IT SEEMS LIKE everyday we read all about all kinds of negative stories online and in our newspapers.
Sadly, negativity sells, but when I was on vacation at Walt Disney World in Florida almost two weeks ago, I came across an old sports story that made me think.
As I wondered around the Wide World of Sports Complex, I came across a display case with a whole bunch of signed sports memorabilia.
At first, I assumed many of sports biggest stars — from Wayne Gretzky, Muhammad Ali, Michael Jordan, Tiger Woods, Joe Montana and Nolan Ryan to name a few — donated autographed stuff for the Disney resort, but I was mistaken.
These megastar athletes donated signed jerseys, hats, balls, gloves and pictures — even their own precious time — to a teenage boy with glasses reminiscent of the late 1980s and early 1990s.
This boy also had cancer.

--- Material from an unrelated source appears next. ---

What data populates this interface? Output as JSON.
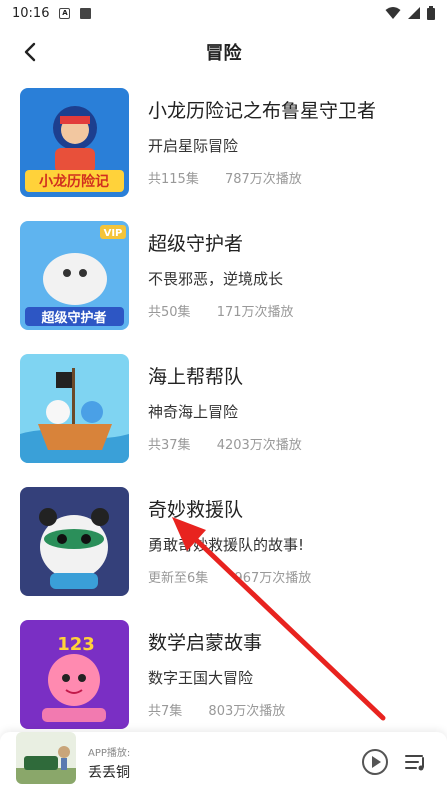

His name was Scott Carter.
Sadly, Scott never saw the age of 14, dying of bone cancer at the age of 13 in December 1993 just shy of his 14th birthday.

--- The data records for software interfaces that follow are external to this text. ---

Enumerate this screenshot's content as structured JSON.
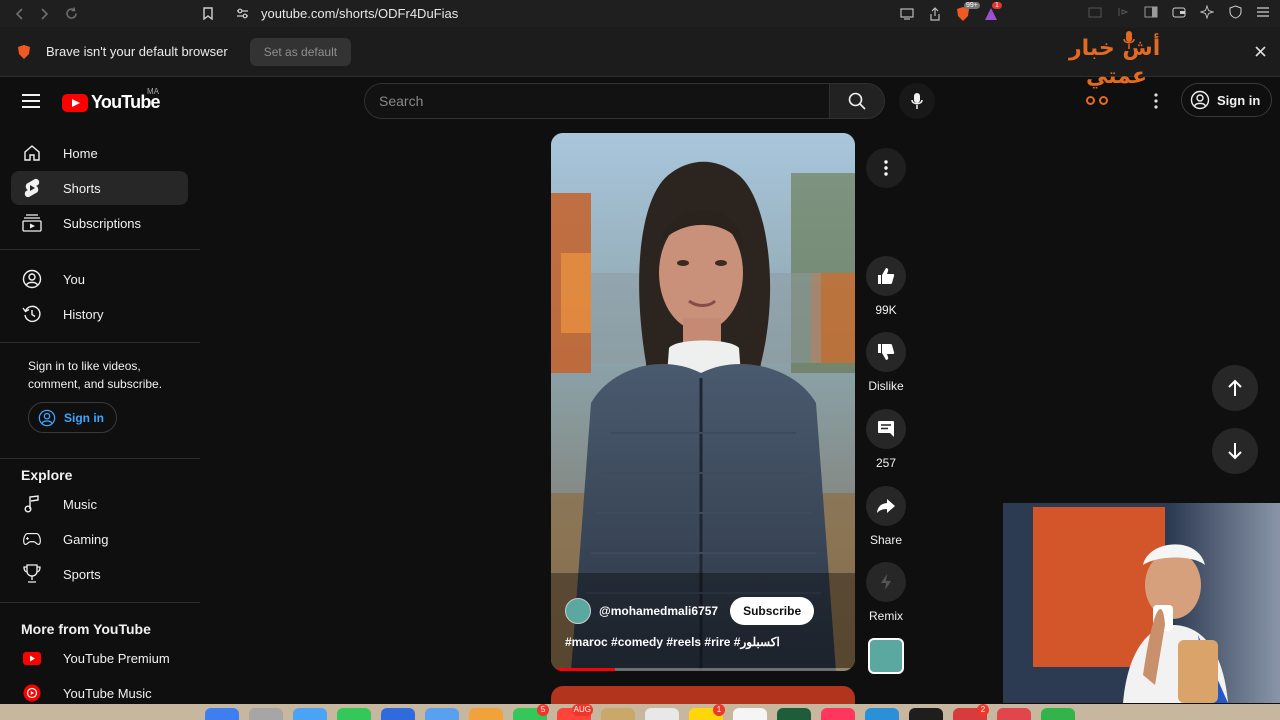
{
  "browser": {
    "url": "youtube.com/shorts/ODFr4DuFias",
    "shields_badge": "99+",
    "alert_badge": "1",
    "infobar_message": "Brave isn't your default browser",
    "set_default_label": "Set as default"
  },
  "watermark": {
    "line1": "أش خبار",
    "line2": "عمتي"
  },
  "header": {
    "logo_text": "YouTube",
    "country_code": "MA",
    "search_placeholder": "Search",
    "sign_in_label": "Sign in"
  },
  "sidebar": {
    "primary": [
      {
        "label": "Home",
        "icon": "home-icon"
      },
      {
        "label": "Shorts",
        "icon": "shorts-icon",
        "active": true
      },
      {
        "label": "Subscriptions",
        "icon": "subscriptions-icon"
      }
    ],
    "you": [
      {
        "label": "You",
        "icon": "account-icon"
      },
      {
        "label": "History",
        "icon": "history-icon"
      }
    ],
    "signin_message": "Sign in to like videos, comment, and subscribe.",
    "signin_label": "Sign in",
    "explore_heading": "Explore",
    "explore": [
      {
        "label": "Music",
        "icon": "music-icon"
      },
      {
        "label": "Gaming",
        "icon": "gaming-icon"
      },
      {
        "label": "Sports",
        "icon": "trophy-icon"
      }
    ],
    "more_heading": "More from YouTube",
    "more": [
      {
        "label": "YouTube Premium",
        "icon": "youtube-premium-icon"
      },
      {
        "label": "YouTube Music",
        "icon": "youtube-music-icon"
      }
    ]
  },
  "short": {
    "channel": "@mohamedmali6757",
    "subscribe_label": "Subscribe",
    "caption": "#maroc #comedy #reels #rire #اكسبلور",
    "progress": 0.21
  },
  "actions": {
    "likes": "99K",
    "dislike_label": "Dislike",
    "comments": "257",
    "share_label": "Share",
    "remix_label": "Remix"
  },
  "dock": {
    "badges": [
      "5",
      "AUG",
      "1",
      "2"
    ]
  },
  "colors": {
    "background": "#0f0f0f",
    "yt_red": "#ff0000",
    "link_blue": "#3ea6ff",
    "watermark_orange": "#e36a20"
  }
}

Like many other people diagnosed with some form of cancer, Scott’s dream wasn’t about himself. He wanted to help others beat the dreaded disease.
His dream was to collect autographed sports memorabilia, display it for the public’s enjoyment and help raise money for children’s cancer research, which he believed if well funded could find a cure for the United States‘ No. 1 cause of death of children.
With that courageous idea, ‘Scott Carter’s Heroes’ and the Scott Carter Foundation were born.
All told, Scott was able to collect over 300 items — a decent sized portion of the collection was showcased at the Wide World of Sports — and since his death, his foundation has raised over $1 million through several fundraising events and donations.
Like I said earlier, Scott’s story got me thinking about how much good professional athletes do in their communities and hardly ever get any publicity for it.
This is the kind of stuff that we in the media ignore on a consistant basis, but yet yammer on and on about how ‘Athlete A’ got arrested for a DUI or somehow gained an illegal upperhand or ‘Coach B’ cheated on his wife or did something not so good towards a player.
It’s a sad sign of my profession and our society as a whole that we got to bring down celebrities for all the wrong they do and don’t lift up them up for the things they do for the betterment of our country.
With that in mind, I propose we stop calling into sports talk radio shows or watching TV shows when they’re focusing on negativity off the field and reading print and online stories doing the same.
It may not change things, especially on nationally run shows, but we’d know we’re doing the right thing.
Who’s with me?
For more information about the Scott Carter Foundation or to make a donation, visit www.scottcarterfoundation.org.
Corey J. Corbin is a sports correspondent and columnist for Allied News. He can be reached at gcsportsguy.yahoo.com